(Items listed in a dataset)
•••••

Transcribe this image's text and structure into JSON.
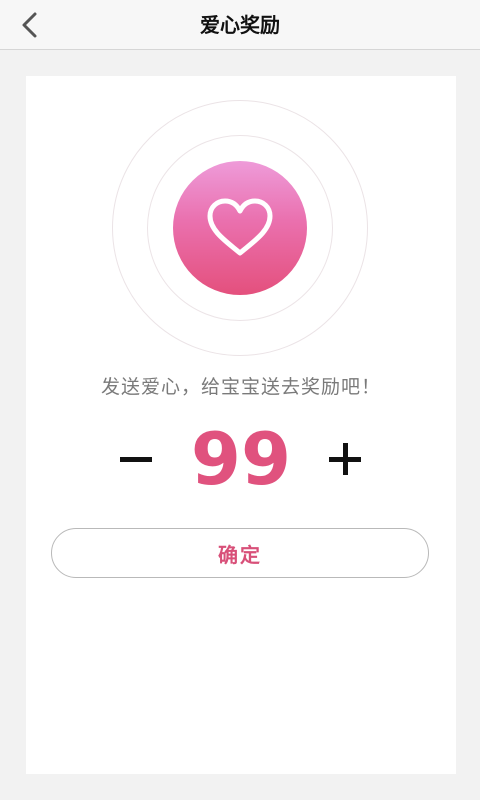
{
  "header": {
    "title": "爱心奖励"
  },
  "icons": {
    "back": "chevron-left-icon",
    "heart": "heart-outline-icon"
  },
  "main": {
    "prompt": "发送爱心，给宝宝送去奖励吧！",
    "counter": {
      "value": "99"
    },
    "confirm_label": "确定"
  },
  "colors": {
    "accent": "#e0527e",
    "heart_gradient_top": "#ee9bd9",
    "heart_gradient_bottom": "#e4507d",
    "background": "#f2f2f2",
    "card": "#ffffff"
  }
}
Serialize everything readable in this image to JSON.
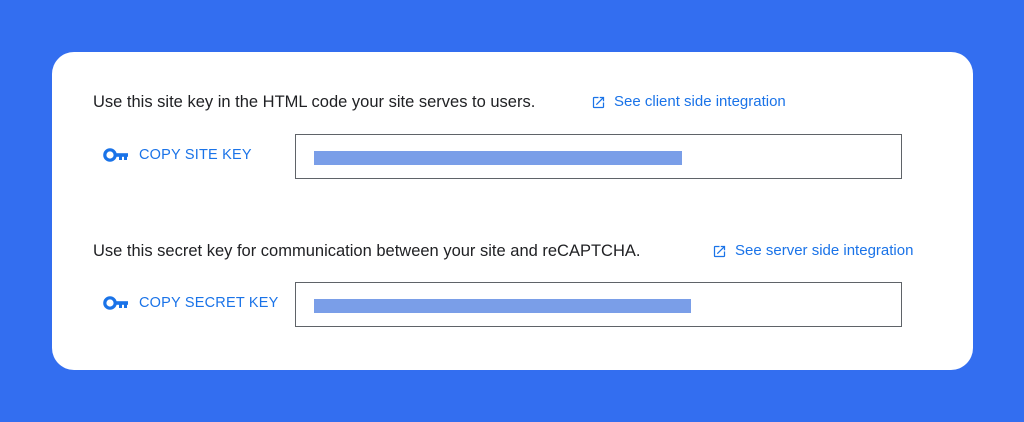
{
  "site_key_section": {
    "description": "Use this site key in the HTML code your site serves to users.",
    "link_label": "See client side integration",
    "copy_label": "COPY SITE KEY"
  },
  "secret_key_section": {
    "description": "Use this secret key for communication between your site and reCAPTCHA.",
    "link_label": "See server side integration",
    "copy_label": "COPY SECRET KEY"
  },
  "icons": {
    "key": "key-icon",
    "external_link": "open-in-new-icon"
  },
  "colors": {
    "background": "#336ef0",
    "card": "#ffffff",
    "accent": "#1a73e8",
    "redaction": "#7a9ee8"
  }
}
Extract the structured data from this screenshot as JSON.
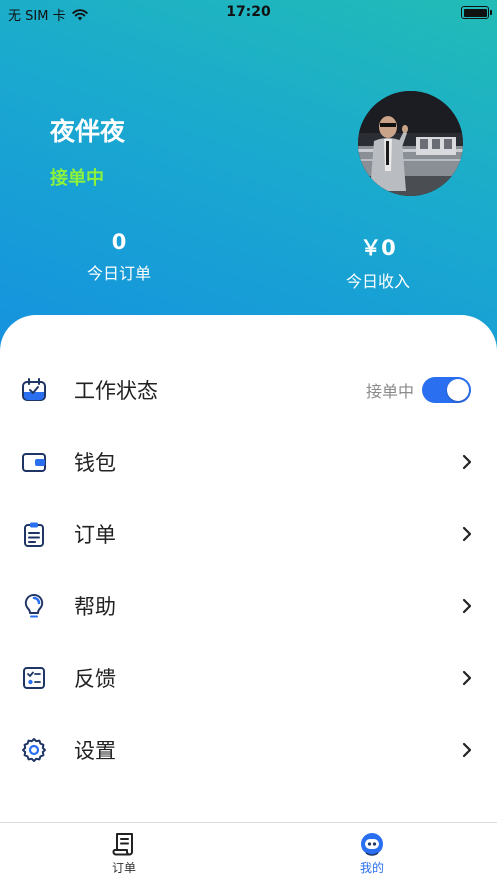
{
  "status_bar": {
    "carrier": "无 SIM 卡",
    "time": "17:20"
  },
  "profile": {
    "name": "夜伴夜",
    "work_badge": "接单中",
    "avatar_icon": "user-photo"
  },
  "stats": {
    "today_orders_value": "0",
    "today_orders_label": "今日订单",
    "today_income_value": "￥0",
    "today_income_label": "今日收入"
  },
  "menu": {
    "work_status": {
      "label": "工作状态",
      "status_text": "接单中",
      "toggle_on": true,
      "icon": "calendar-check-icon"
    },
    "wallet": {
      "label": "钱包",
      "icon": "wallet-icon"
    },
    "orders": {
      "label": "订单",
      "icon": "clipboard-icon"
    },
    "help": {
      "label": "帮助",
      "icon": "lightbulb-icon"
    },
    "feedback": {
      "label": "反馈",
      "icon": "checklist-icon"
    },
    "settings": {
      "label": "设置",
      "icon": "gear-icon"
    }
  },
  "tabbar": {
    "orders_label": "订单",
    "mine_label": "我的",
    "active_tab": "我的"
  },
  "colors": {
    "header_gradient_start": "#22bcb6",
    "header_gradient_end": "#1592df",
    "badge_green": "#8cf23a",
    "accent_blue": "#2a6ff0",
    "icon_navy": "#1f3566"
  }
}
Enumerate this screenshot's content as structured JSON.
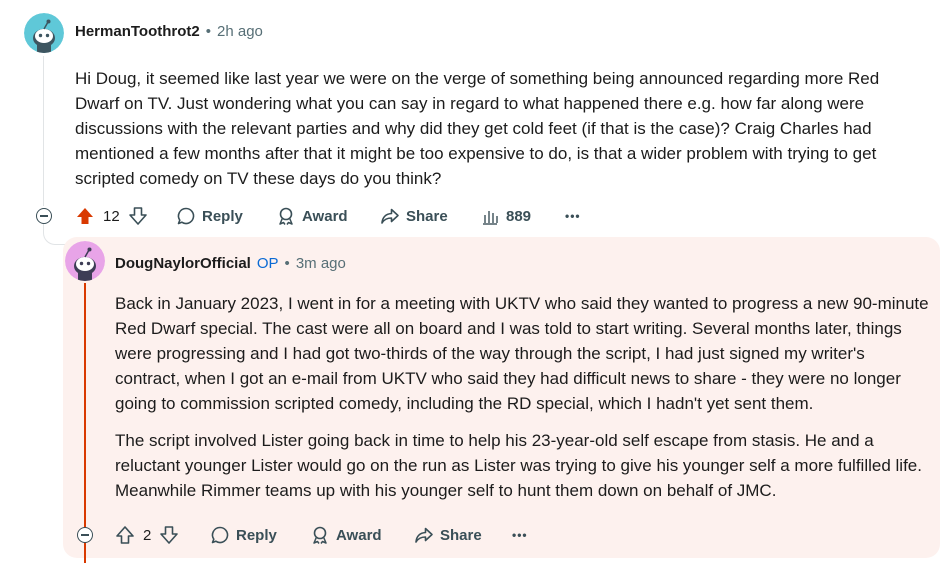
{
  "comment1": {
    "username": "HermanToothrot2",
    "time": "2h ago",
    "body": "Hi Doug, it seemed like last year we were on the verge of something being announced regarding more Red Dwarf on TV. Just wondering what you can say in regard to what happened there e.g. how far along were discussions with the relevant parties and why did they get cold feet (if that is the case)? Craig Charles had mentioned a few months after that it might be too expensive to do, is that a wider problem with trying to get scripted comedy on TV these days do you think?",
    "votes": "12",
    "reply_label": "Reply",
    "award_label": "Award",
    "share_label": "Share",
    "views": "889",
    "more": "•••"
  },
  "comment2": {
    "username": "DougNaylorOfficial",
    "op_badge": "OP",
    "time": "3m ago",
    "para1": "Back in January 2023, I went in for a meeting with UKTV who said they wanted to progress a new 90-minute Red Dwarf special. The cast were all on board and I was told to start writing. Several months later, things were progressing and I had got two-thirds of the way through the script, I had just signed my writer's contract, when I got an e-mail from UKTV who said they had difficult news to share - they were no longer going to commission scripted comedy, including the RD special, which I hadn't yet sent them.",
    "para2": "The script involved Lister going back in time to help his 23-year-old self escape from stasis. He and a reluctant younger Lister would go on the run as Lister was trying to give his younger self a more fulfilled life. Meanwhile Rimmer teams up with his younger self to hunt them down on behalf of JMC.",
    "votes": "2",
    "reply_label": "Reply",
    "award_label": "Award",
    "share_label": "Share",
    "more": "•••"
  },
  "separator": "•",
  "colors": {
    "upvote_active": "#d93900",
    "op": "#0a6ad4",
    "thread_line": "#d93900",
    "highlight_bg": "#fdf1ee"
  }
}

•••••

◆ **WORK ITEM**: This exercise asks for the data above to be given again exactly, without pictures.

◆ **SOLVED EXERCISE**:
Transcribe this image's text and structure into JSON.
{
  "header": {
    "title": "爱心奖励"
  },
  "icons": {
    "back": "chevron-left-icon",
    "heart": "heart-outline-icon"
  },
  "main": {
    "prompt": "发送爱心，给宝宝送去奖励吧！",
    "counter": {
      "value": "99"
    },
    "confirm_label": "确定"
  },
  "colors": {
    "accent": "#e0527e",
    "heart_gradient_top": "#ee9bd9",
    "heart_gradient_bottom": "#e4507d",
    "background": "#f2f2f2",
    "card": "#ffffff"
  }
}
Serialize everything readable in this image to JSON.
{
  "site_key_section": {
    "description": "Use this site key in the HTML code your site serves to users.",
    "link_label": "See client side integration",
    "copy_label": "COPY SITE KEY"
  },
  "secret_key_section": {
    "description": "Use this secret key for communication between your site and reCAPTCHA.",
    "link_label": "See server side integration",
    "copy_label": "COPY SECRET KEY"
  },
  "icons": {
    "key": "key-icon",
    "external_link": "open-in-new-icon"
  },
  "colors": {
    "background": "#336ef0",
    "card": "#ffffff",
    "accent": "#1a73e8",
    "redaction": "#7a9ee8"
  }
}
Extract the structured data from this screenshot as JSON.
{
  "status_bar": {
    "carrier": "无 SIM 卡",
    "time": "17:20"
  },
  "profile": {
    "name": "夜伴夜",
    "work_badge": "接单中",
    "avatar_icon": "user-photo"
  },
  "stats": {
    "today_orders_value": "0",
    "today_orders_label": "今日订单",
    "today_income_value": "￥0",
    "today_income_label": "今日收入"
  },
  "menu": {
    "work_status": {
      "label": "工作状态",
      "status_text": "接单中",
      "toggle_on": true,
      "icon": "calendar-check-icon"
    },
    "wallet": {
      "label": "钱包",
      "icon": "wallet-icon"
    },
    "orders": {
      "label": "订单",
      "icon": "clipboard-icon"
    },
    "help": {
      "label": "帮助",
      "icon": "lightbulb-icon"
    },
    "feedback": {
      "label": "反馈",
      "icon": "checklist-icon"
    },
    "settings": {
      "label": "设置",
      "icon": "gear-icon"
    }
  },
  "tabbar": {
    "orders_label": "订单",
    "mine_label": "我的",
    "active_tab": "我的"
  },
  "colors": {
    "header_gradient_start": "#22bcb6",
    "header_gradient_end": "#1592df",
    "badge_green": "#8cf23a",
    "accent_blue": "#2a6ff0",
    "icon_navy": "#1f3566"
  }
}
Enumerate this screenshot's content as structured JSON.
{
  "comment1": {
    "username": "HermanToothrot2",
    "time": "2h ago",
    "body": "Hi Doug, it seemed like last year we were on the verge of something being announced regarding more Red Dwarf on TV. Just wondering what you can say in regard to what happened there e.g. how far along were discussions with the relevant parties and why did they get cold feet (if that is the case)? Craig Charles had mentioned a few months after that it might be too expensive to do, is that a wider problem with trying to get scripted comedy on TV these days do you think?",
    "votes": "12",
    "reply_label": "Reply",
    "award_label": "Award",
    "share_label": "Share",
    "views": "889",
    "more": "•••"
  },
  "comment2": {
    "username": "DougNaylorOfficial",
    "op_badge": "OP",
    "time": "3m ago",
    "para1": "Back in January 2023, I went in for a meeting with UKTV who said they wanted to progress a new 90-minute Red Dwarf special. The cast were all on board and I was told to start writing. Several months later, things were progressing and I had got two-thirds of the way through the script, I had just signed my writer's contract, when I got an e-mail from UKTV who said they had difficult news to share - they were no longer going to commission scripted comedy, including the RD special, which I hadn't yet sent them.",
    "para2": "The script involved Lister going back in time to help his 23-year-old self escape from stasis. He and a reluctant younger Lister would go on the run as Lister was trying to give his younger self a more fulfilled life. Meanwhile Rimmer teams up with his younger self to hunt them down on behalf of JMC.",
    "votes": "2",
    "reply_label": "Reply",
    "award_label": "Award",
    "share_label": "Share",
    "more": "•••"
  },
  "separator": "•",
  "colors": {
    "upvote_active": "#d93900",
    "op": "#0a6ad4",
    "thread_line": "#d93900",
    "highlight_bg": "#fdf1ee"
  }
}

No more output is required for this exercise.